#### INSTRUCTIONS TO FOLLOW:
Your answer should be one number: the count of lines in these entries that hold the word "true".

START EXERCISE DATA

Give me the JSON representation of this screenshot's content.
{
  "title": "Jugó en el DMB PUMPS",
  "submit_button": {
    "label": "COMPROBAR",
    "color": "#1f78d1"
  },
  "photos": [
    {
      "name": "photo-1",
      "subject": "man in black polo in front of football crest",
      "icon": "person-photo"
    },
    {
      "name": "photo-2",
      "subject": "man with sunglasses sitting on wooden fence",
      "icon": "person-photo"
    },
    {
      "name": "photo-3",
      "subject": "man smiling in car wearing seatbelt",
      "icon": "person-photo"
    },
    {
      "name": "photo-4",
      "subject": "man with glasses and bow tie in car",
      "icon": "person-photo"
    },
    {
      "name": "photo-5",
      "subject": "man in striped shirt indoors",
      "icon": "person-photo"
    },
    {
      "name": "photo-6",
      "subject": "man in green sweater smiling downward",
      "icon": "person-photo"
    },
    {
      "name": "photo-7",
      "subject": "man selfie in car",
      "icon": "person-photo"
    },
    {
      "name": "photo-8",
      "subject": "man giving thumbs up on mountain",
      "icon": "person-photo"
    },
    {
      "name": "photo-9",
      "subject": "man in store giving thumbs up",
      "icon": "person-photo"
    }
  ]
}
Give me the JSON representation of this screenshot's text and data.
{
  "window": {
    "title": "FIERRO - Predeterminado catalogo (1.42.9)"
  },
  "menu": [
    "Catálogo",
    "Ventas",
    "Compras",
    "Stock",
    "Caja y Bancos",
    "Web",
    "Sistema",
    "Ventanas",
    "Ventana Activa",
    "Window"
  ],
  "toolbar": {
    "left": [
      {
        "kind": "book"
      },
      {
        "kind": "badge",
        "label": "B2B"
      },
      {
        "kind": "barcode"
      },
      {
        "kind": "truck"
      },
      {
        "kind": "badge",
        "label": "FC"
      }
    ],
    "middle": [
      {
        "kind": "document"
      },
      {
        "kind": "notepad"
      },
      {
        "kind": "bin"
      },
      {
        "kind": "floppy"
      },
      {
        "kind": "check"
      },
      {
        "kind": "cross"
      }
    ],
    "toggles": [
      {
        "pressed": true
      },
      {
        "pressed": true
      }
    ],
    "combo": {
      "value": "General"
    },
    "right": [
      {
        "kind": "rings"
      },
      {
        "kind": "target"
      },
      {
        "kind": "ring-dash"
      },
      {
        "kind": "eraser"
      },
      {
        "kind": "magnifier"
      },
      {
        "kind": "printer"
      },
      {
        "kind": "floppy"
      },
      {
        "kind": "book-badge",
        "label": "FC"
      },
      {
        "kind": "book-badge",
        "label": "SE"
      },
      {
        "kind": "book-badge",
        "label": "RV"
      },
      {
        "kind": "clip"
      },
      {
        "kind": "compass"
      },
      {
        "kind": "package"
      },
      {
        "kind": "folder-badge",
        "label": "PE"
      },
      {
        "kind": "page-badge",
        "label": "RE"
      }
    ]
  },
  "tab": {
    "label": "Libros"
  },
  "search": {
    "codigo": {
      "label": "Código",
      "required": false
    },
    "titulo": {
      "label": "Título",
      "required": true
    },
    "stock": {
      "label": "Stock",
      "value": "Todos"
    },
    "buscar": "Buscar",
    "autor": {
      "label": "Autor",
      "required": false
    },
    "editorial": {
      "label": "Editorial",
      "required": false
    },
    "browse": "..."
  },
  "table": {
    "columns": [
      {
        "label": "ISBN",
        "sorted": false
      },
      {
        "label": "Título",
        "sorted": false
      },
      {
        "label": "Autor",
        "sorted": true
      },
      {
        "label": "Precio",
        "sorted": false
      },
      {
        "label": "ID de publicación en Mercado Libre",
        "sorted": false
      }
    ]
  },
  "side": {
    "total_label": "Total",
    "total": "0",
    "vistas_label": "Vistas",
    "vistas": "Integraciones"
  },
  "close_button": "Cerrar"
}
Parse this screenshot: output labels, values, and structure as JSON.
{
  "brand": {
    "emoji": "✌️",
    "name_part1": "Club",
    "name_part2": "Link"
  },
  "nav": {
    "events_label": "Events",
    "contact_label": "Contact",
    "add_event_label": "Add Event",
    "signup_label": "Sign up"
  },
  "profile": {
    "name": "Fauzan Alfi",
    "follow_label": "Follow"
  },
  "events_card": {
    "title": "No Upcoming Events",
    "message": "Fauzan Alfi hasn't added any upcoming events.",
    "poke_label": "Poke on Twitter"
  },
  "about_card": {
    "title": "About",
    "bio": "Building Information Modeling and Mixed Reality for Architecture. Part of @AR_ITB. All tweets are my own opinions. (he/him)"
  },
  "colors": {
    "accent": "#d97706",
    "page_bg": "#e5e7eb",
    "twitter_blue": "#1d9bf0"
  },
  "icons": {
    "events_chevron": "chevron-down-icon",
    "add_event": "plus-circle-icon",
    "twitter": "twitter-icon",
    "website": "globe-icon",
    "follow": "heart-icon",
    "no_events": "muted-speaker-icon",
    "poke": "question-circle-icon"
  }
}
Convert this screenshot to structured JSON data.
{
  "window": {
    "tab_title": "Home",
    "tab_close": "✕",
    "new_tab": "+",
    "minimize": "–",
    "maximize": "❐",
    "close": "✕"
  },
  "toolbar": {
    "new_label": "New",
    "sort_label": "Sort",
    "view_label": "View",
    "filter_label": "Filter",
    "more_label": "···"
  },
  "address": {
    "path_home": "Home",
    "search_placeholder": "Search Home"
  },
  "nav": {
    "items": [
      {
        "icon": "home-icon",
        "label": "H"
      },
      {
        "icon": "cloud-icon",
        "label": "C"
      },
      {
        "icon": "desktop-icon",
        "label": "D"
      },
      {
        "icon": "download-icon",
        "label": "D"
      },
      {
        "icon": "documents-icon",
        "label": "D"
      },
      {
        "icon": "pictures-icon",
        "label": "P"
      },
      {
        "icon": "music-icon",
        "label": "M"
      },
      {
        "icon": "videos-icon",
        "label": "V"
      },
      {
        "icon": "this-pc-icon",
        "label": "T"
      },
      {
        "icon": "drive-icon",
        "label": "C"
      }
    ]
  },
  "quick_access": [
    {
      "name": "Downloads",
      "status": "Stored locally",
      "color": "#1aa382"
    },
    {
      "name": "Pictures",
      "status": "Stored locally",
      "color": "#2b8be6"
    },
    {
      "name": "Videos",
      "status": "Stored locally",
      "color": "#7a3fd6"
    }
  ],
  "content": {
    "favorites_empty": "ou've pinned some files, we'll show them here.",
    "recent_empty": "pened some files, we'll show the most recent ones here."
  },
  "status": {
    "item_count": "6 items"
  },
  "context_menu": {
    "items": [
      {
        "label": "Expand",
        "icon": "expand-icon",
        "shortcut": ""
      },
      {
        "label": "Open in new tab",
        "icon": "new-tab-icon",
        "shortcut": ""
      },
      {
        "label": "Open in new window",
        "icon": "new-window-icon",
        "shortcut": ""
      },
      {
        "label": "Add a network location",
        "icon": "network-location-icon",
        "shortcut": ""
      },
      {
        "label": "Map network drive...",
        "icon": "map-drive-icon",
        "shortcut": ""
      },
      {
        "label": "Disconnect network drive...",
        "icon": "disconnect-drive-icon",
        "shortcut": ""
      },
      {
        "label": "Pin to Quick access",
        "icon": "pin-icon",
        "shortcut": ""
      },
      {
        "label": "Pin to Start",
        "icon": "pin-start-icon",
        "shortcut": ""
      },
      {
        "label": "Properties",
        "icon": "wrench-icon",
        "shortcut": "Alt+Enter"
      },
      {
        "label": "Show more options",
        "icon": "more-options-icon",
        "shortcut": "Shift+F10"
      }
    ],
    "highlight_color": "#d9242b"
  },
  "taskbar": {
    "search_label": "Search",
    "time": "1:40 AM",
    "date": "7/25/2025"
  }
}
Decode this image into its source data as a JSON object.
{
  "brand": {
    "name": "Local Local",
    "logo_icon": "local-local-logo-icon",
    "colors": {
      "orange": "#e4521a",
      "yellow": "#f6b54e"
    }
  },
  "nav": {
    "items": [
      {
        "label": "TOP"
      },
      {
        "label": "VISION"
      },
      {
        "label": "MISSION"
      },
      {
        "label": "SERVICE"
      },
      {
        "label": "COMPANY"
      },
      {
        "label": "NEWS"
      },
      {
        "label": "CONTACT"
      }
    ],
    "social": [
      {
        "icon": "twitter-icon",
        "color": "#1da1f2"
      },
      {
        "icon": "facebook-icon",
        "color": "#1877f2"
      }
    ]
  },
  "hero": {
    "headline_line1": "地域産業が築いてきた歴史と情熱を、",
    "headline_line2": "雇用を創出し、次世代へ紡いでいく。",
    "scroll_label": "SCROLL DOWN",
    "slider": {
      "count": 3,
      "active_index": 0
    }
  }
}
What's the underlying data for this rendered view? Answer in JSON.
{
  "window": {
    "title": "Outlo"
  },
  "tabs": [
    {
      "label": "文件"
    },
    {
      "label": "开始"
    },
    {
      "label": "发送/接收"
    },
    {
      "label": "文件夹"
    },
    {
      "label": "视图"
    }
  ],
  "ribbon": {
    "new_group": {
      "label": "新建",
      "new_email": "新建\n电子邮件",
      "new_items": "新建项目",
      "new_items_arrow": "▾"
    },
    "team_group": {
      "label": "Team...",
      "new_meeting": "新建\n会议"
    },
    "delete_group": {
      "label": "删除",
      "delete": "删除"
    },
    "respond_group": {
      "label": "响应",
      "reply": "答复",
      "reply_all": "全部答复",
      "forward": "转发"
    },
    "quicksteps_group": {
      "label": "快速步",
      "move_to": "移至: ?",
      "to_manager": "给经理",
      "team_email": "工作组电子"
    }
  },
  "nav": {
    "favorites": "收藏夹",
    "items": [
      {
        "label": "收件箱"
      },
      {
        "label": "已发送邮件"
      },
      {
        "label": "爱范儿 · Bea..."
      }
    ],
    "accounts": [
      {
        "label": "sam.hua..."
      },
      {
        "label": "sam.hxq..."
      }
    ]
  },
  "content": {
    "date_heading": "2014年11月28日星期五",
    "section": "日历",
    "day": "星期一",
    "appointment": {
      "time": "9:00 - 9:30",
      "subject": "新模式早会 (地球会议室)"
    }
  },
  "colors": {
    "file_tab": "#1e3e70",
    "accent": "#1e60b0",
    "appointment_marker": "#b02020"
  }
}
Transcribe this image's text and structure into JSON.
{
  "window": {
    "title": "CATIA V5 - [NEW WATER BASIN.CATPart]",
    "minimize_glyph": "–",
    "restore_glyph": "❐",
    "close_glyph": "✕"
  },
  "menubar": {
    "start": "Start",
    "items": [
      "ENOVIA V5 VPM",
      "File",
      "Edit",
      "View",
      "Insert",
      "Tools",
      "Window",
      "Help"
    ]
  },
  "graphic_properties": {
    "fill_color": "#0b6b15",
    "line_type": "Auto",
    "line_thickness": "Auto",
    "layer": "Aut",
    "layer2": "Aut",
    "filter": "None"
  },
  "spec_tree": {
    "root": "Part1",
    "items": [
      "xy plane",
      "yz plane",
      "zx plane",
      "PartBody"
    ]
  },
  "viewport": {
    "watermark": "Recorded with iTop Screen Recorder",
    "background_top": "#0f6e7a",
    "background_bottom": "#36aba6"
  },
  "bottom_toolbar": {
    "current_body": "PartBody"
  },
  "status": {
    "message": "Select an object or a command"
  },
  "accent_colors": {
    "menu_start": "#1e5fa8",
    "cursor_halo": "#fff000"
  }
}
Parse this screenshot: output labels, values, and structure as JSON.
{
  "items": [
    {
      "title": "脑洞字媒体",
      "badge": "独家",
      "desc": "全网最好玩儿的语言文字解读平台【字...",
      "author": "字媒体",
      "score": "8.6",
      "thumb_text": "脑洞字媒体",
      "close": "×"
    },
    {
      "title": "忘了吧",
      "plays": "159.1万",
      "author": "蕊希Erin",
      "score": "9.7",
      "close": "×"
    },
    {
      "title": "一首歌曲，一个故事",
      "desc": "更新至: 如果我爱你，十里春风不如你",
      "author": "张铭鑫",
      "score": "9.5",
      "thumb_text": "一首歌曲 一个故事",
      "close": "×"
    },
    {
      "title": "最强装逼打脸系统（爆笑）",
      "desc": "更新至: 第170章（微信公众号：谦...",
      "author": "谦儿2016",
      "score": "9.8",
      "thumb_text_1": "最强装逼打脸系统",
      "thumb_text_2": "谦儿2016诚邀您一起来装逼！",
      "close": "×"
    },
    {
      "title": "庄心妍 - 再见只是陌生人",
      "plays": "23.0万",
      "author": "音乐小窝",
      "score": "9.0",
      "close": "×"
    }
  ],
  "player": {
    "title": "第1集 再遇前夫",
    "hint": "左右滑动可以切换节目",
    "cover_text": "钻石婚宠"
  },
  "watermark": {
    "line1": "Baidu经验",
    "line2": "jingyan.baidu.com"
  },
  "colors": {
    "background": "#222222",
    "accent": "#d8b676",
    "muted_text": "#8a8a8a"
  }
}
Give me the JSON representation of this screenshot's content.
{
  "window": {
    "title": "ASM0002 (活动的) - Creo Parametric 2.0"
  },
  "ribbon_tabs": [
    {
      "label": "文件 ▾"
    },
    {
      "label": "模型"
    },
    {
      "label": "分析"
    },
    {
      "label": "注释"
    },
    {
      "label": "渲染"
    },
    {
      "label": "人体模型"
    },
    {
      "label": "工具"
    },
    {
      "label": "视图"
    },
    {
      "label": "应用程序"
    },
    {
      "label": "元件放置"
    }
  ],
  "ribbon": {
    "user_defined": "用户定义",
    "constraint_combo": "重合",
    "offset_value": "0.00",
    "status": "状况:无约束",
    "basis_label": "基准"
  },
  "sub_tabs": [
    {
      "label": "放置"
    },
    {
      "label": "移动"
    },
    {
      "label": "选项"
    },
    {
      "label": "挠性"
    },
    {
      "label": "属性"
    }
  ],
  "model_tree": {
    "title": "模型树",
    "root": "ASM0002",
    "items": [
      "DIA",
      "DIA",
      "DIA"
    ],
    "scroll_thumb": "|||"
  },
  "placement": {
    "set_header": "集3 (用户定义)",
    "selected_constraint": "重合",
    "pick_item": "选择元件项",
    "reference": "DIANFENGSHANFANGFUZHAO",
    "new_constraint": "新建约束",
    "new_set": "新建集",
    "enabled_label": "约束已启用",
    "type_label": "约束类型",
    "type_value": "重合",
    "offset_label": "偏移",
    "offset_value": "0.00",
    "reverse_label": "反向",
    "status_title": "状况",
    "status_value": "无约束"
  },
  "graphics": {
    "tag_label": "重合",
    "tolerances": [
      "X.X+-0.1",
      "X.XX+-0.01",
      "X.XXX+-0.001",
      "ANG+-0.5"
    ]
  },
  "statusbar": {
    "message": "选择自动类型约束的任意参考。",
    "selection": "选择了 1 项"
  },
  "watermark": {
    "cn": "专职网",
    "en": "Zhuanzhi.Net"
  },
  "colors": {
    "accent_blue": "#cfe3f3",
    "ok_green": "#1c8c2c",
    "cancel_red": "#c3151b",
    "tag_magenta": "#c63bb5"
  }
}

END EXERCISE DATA

#### TASK ANSWER:
4